I am well acquainted with the problem of weeds. You can’t come from the farm without having struggled against their intrusion into your well laid plans for planting and yields. I remember how my father, and all the farmers would long for an absolutely clean bean field. The would drive down the road, looking down the rows, checking and looking, watching each other’s fields, and sometimes helpfully pointing out the weeds. “Hey Ervin, I see you’ve got some sunflowers out there…”
That was all it would take to make my father head out, grab his trusty “bean hook” and start out down the row to extricate the offenders. Our solution to the weed problem, get rid of it all right now.
Jesus tells the parable of this parable of the Wheat and the Tares as a way of describing how God is working in God’s creation to bring about the Kingdom. It is a bit of a frustrating picture, particularly if you, like my father, like to see a nice, clean field.
The “weeds” that Jesus describes is most likely Darnel, a plant that looks just like wheat when it is young and as it grows, and that only shows its ugly head – literally– when the wheat is already tall and beginning to head out. Then you can see it for what it truly is.
But now there is a problem as well. The Darnel has a gangly root system that intertwines with the surrounding wheat plants. If you try to take it out now when you can recognize it, you will take out the good with the bad.
Jesus therefore tries to answer a number of questions with this parable. The first question that we don’t often even think about, is the question of where evil comes from.
“Master, did you not sow good seed in your field?” The servants ask.

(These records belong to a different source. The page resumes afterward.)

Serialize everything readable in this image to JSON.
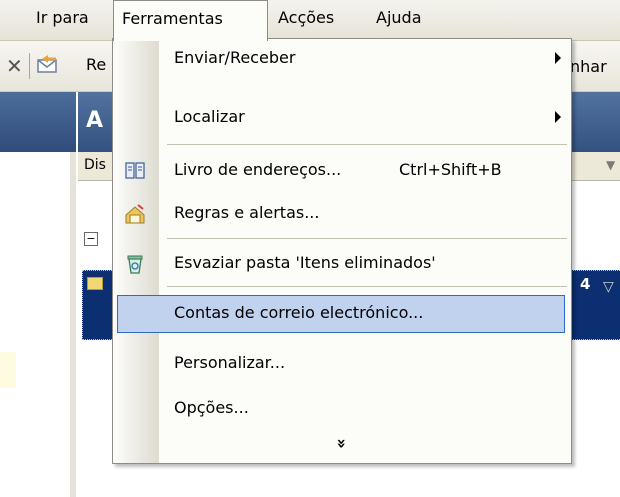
{
  "menubar": {
    "items": [
      {
        "label": "Ir para"
      },
      {
        "label": "Ferramentas"
      },
      {
        "label": "Acções"
      },
      {
        "label": "Ajuda"
      }
    ]
  },
  "toolbar": {
    "reply_label": "Re",
    "right_label": "nhar"
  },
  "main": {
    "title": "A",
    "column_label": "Dis",
    "column_right": "▼",
    "row_number": "4",
    "row_flag": "▽"
  },
  "dropdown": {
    "items": [
      {
        "label": "Enviar/Receber",
        "submenu": true
      },
      {
        "label": "Localizar",
        "submenu": true
      },
      {
        "label": "Livro de endereços...",
        "shortcut": "Ctrl+Shift+B",
        "icon": "address-book-icon"
      },
      {
        "label": "Regras e alertas...",
        "icon": "rules-alerts-icon"
      },
      {
        "label": "Esvaziar pasta 'Itens eliminados'",
        "icon": "empty-trash-icon"
      },
      {
        "label": "Contas de correio electrónico...",
        "highlighted": true
      },
      {
        "label": "Personalizar..."
      },
      {
        "label": "Opções..."
      }
    ],
    "expand": "»"
  },
  "colors": {
    "menu_highlight": "#c1d2ee",
    "menu_highlight_border": "#316ac5",
    "selected_row": "#0c2f72",
    "pane_header": "#3d5d8c"
  }
}
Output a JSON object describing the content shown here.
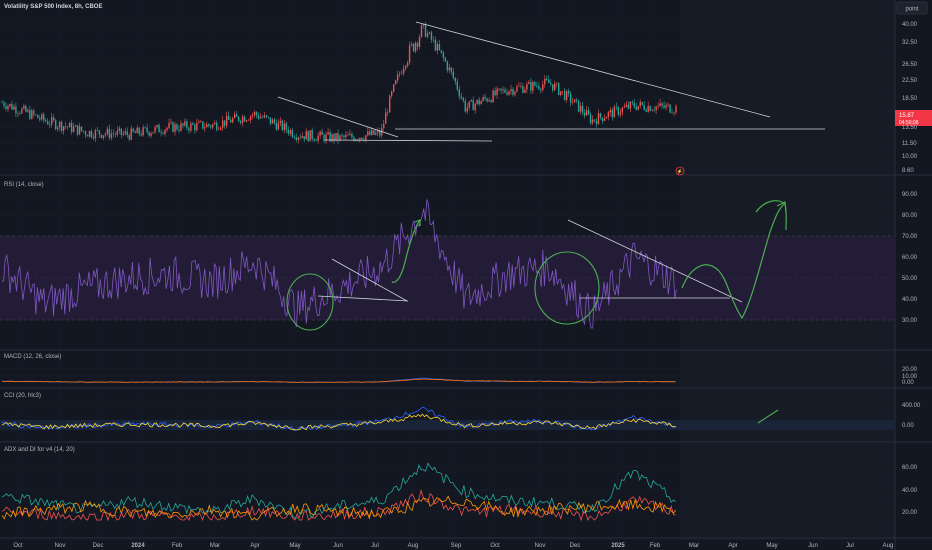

That is a loaded question, one that we find ourselves asking from time to time under our breath. If God is good, and God creates everything, where does this evil come from? Where do these “weeds” come from that pop up and that we can seemingly do nothing about?
Well evil, like weeds, is often just a good part of creation misplaced. “An enemy has done this.” The Master proclaims. Someone has put something where it shouldn’t be!
Take a look at your yard sometime and you will find there what I find in mine, Dandelions. A perfectly good plant, but not native to the U.S. at all, brought here by our British ancestors because they liked to eat the greens.
Now of course, there is almost no temperate climate place in the U.S. where you can’t find Dandelion willing to take over. Is it a bad, an evil plant? No, it is just misplaced, taken away from the things that kept it in check.
Begin therefore to see God’s frustration, God’s dilemma. The whole of creation was made good. Darnel has its place. But Darnel’s place is not in the middle of a wheat field!
So also, there are things that we have and that we do that sometimes get misplaced.
It is good to have care and concern for your neighbor, but too much talk about what they do, or don’t do, too many shouts of “I see you’ve got some sunflowers out there.” Becomes gossip and nagging, and gossip breeds resentment and distrust and destroys the very community that it intends to care for. Is it bad, evil to care about your neighbor? No, but such care can be misplaced.
In the same way it can be evil not to care, to let your neighbor, your community deteriorate because you don’t want to be seen as a nuisance, a busybody. Something happens in the house next to you, noise and shouts and sounds of violence. Do you call the police? Do you risk your family, your neighborhood, the label it might bring to you? Which is worse, to be known as someone who does not care, or to be known as someone who is a nosy neighbor.
You see the problem. How is God to deal with evil?
Should God come strutting in with machete in hand, hacking out the evil whatever it is, and if some good goes down with it, well, that’s the price you pay for not having the seeds spread?
We might say at first think that is what we want. We would like a God who takes care of evil wherever it rears its ugly head, right away. But think about that again. What if that evil is surrounding you? What if you find yourself intertwined, for no apparent reason or fault of your own, in schemes and evil plots? Do you want God to come in hacking? Would this God be any comfort, any hope at all if evil surrounded you?
It is also no comfort to have a God who just lets evil have its way. A do nothing God who lets whatever happens, happen. Who wants an impotent God?
See the dilemma in which God is caught . Evil must be dealt with, yes, but how to do it without destroying the good as well?
The answer, Jesus says, lies in this matter of the Kingdom. God will wait until the time of harvest to distinguish, to judge, and then to separate.
God could come in hacking, but God chooses rather deal patiently with us, and with creation.
God cares enough for you that God does not want to accidentally destroy you in any quest to rid the world of evil. God has faith that you are strong enough to see things through until the time of harvest. You will live with evil in your midst. It will intertwine around your very roots from time to time. But you are stronger than whatever threatens you because of the Gospel, and a harvest is coming. Until that time, God continues to send the gentle rains, on the just and the unjust. God continues to give the life giving warmth of his Son, to sustain those who find themselves surrounded and intertwined by evil.
What at first does not sound very comforting, is in reality the ultimate in care. God cares enough for you that God will not allow you to be forgotten, lost in the shuffle, forsaken or accidentally cut down in any vendetta to rid the world of evil. You will be saved from the evil that you are caught up in, when the time is right and safest for you. That is God’s promise in this parable.
“Action without study is fatal. Study without action is futile.”
–Mary Beard, Historian